Polish resettlement camps revisited
Alan Crosby learns how the Polish troops who fought bravely in the Second World War were settled in camps once the conflict had ended
At the end of the Second World War, many of the Polish Allied Forces who had fought under British command refused to return to their home country, behind the Iron Curtain.
Poland was now a communist country and the Polish forces argued that despite all that had happened to Poland during the war, one occupier (Nazi Germany) had simply been replaced by another (the Soviet Union).
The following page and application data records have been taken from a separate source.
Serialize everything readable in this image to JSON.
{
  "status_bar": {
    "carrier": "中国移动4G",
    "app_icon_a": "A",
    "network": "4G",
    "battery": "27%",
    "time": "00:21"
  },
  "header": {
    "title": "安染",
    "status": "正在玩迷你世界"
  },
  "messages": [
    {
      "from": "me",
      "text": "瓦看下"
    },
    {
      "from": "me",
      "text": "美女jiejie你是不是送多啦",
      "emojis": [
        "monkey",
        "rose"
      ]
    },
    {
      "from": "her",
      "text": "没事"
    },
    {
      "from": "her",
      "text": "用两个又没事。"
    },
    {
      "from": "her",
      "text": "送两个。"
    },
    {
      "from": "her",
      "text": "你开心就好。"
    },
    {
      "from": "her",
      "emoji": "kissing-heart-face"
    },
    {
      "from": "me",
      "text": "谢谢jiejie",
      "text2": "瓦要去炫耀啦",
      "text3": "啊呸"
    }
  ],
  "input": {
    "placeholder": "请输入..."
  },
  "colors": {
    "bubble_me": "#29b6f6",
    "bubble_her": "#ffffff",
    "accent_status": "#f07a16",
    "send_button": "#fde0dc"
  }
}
To repay its debt to the Poles, Britain agreed to resettle the Polish soldiers and their families and the Polish Resettlement Act, passed in 1947, gave them civil rights. These forces were temporarily housed in disused army bases by the National Assistance Board to await employment and demobilisation. Conditions within the camps were often extremely basic, with no gas, electricity, or running water.
One such camp was on Thursley Common in south-west Surrey, between Godalming and Farnham. The site had been acquired by the War Office in 1922 and, known as Tweedsmuir Camp, was used as a military rest and recreation facility until 1939. From 1942, it became an adminstrative and transit camp for Canadian soldiers who had fought in Europe and were being repatriated on medical or psychological grounds. The last Canadian soldiers left Tweedsmuir in February 1947 and the camp was immediately taken over by the Polish Resettlement Corps, which was responsible for the 115,000 demobilised Polish soldiers who had fought with Britain and the Allies. The camp housed Polish soldiers and their families until it finally closed in 1957.
In 2011, the trustees of the Rural Life Centre at Tilford, near Farnham approved a new project dedicated to the displaced Polish Allied Forces, who were stationed and demobbed in Surrey between 1946 and 1949. The project, which was the brainchild of brothers Wies and Zen Rogalski, took two years to complete and led to the creation of a permanent exhibition dedicated to this diaspora, a booklet describing Tweedsmuir Camp and a DVD featuring interviews with members of the displaced community describing their experiences in the camps. There’s also a website based on the exhibition which gives a vivid depiction of the lives of the residents, supported by wide-ranging archival research( tweedsmuirmilitarycamp.co.uk). The project also established a new Polish archive at the Surrey History Centre in Woking, which can be accessed by the public.
The project, financed by the Heritage Lottery Fund, was supported by volunteers from the Rural Life Centre as well as individuals with Polish roots in the county.
The exhibition was opened in August 2012 by the Polish Consul and the Military Attaché from the Polish Embassy in London as part of a special Polish Day at the Rural Life Centre and was attended by local people as well as some former residents of Tweedsmuir Camp.
For Wies and Zen, the project had personal significance as they were born in Tweedsmuir Camp and lived there with their parents Mikolaj and Stanislawa. As part of the Rural Life Centre’s Outreach Programme, Wies Rogalski ( firstname.lastname@example.org) presents talks on this hidden history of Surrey. He spent the first six years of his life at Tweedsmuir and is happy to share his experiences with those who would like to learn more about this unique piece of local history.
Everyone is welcome to visit the exhibition at the Rural Life Centre in Tilford, which includes some artefacts donated by the Polish community. The booklet and DVD of this history is on sale in the centre’s shop and all of the proceeds are used to help maintain the centre’s permanent exhibition.
Conditions within the camps were often extremely basic
The Rural Life Centre exhibition captures the experiences of the Poles who lived at Tweedsmuir Camp after the war